Seminar: Xue Feng

Linking the soil to the air: understanding vegetation water stress through hydraulic transport
March 13, 3:30pm to 4:30 pm

Soils 415 and Zoom

Plant transpiration is one of the most important components of the global water cycle. The way transpiration rates decrease under water stress is often represented in land-atmosphere models through a simple correction factor based on soil moisture. While this simple model is computationally efficient and can be easily parameterized, it fails to capture the interactions between environmental and physiological drivers and becomes problematic under intense drought. In this talk, I will share recent work that explores the limits of this soil moisture correction-based model. I will first demonstrate that it neglects to capture the role of plant hydraulic transport in regulating transpiration, a key mechanism for linking the effects of atmospheric and soil water stress on plants. Then, I will show that this may lead to uncertainties in how soil water stress is diagnosed in forested ecosystems based on eddy covariance data.

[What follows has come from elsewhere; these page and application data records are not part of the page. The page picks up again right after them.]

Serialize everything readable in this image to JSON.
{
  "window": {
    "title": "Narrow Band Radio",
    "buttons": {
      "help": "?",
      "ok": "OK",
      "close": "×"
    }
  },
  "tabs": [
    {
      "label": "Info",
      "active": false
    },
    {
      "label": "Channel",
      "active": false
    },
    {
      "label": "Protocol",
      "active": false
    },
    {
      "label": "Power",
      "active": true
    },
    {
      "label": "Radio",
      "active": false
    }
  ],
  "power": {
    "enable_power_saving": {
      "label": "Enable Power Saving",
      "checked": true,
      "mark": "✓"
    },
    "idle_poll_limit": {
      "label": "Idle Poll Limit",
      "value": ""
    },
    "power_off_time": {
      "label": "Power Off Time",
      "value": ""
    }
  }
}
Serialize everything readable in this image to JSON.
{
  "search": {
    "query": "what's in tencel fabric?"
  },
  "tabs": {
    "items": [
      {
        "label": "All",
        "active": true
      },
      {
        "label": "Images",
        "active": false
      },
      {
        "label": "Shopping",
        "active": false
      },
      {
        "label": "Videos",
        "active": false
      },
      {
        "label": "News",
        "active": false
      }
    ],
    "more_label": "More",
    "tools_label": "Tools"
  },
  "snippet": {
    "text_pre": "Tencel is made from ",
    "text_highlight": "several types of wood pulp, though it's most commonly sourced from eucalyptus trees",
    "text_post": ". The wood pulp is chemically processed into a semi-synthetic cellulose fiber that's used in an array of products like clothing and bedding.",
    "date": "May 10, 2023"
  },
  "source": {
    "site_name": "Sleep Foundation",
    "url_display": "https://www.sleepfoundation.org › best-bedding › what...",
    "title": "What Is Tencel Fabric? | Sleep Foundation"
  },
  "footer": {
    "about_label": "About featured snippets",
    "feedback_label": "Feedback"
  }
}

Finally, I will share a data-informed approach for inferring the necessary plant traits to improve the representation of plant water regulation. 

Event Speaker
woman wearing blue hat smiling




Xue Feng is a McKnight Land-Grant Associate Professor with the Department of Civil, Environmental, and Geo-Engineering